Zionism in Britain: a Neglected Chronicle
John Wight
Learning About the Migration Crisis From Ancient Rome
Andre Vltchek
Lebanon – What if it Fell?
Robert Fantina
Hillary Clinton, Palestine and the Long View
Randy Blazak
Donald Trump is the New Face of White Supremacy
Ben Burgis
Gore Vidal Was Right: What Best of Enemies Leaves Out
Suzanne Gordon
How Vets May Suffer From McCain’s Latest Captivity
Robert Sandels - Nelson P. Valdés
The Cuban Adjustment Act: the Other Immigration Mess
Uri Avnery
The Molten Three: Israel’s Aborted Strike on Iran
John Stanton
Israel’s JINSA Earns Return on Investment: 190 Americans Admirals and Generals Oppose Iran Deal
Bill Yousman
The Fire This Time: Ta-Nehisi Coates’s “Between the World and Me”

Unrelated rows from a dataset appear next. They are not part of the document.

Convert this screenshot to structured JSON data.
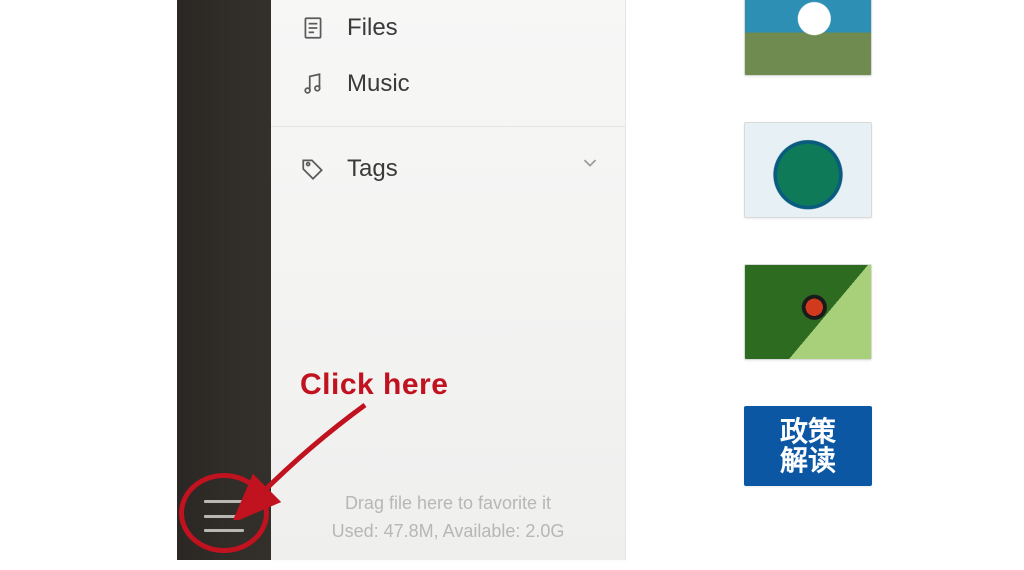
{
  "sidebar": {
    "items": [
      {
        "label": "Files",
        "icon": "file-icon"
      },
      {
        "label": "Music",
        "icon": "music-icon"
      }
    ],
    "sections": [
      {
        "label": "Tags",
        "icon": "tag-icon",
        "expanded": false
      }
    ]
  },
  "footer": {
    "hint": "Drag file here to favorite it",
    "storage": "Used: 47.8M, Available: 2.0G"
  },
  "annotation": {
    "label": "Click here",
    "color": "#c1121f"
  },
  "thumbnails": [
    {
      "name": "thumbnail-1",
      "alt": "bird photo"
    },
    {
      "name": "thumbnail-2",
      "alt": "island map"
    },
    {
      "name": "thumbnail-3",
      "alt": "bird on branch"
    },
    {
      "name": "thumbnail-4",
      "alt": "policy tile",
      "text": "政策\n解读"
    }
  ]
}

Michael Welton
The Conversable World: Finding a Compass in Post-9/11 Times
Brian Cloughley
Don’t be Black in America
Charles Pierson
How the US and the WTO Crushed India’s Subsidies for Solar Energy
Kent Paterson
In Search of the Great New Mexico Chile Pepper in a Post-NAFTA Era
Binoy Kampmark
Live Death on Air: The Killings at WDBJ
Gui Rochat
The Guise of American Democracy
Emma Scully
Vultures Over Puerto Rico: the Financial Implications of Dependency
Chuck Churchill
Is “White Skin Privilege” the Key to Understanding Racism?
Kathleen Wallace
The Id(iots) Emerge
Andrew Stewart
Zionist Hip-Hop: a Critical Look at Matisyahu
Gregg Shotwell
The Fate of the UAW: Study, Aim, Fire
Halyna Mokrushyna
Decentralization Reform in Ukraine
Scott Parkin
Katrina Plus Ten: Climate Justice in Action
Norman Pollack
World Capitalism, a Basket Case: A Layman’s View
Sarah Lazare
Listening to Iraq
John Laforge
NSP/Xcel Energy Falsified Welding Test Documents on Rad Waste Casks
Wendell G Bradley
Drilling for Wattenberg Oil is Not Profitable
Joy First
Wisconsin Walk for Peace and Justice: Nine Arrested at Volk Field
Mel Gurtov
China’s Insecurity
Mateo Pimentel
An Operator’s Guide to Trump’s Racism
Yves Engler
Harper Conservatives and Abuse of Power
Michael Dickinson
Police Guns of Brixton: Another Unarmed Black Shot by London Cops
Ron Jacobs
Daydream Sunset: a Playlist
Charles R. Larson
The Beginning of the Poppy Wars: Amitav Ghosh’s “Flood of Fire”
David Yearsley
A Rising Star Over a Dark Forest
August 27, 2015
Sam Husseini
Foreign Policy, Sanders-Style: Backing Saudi Intervention
Brad Evans – Henry A. Giroux
Self-Plagiarism and the Politics of Character Assassination: the Case of Zygmunt Bauman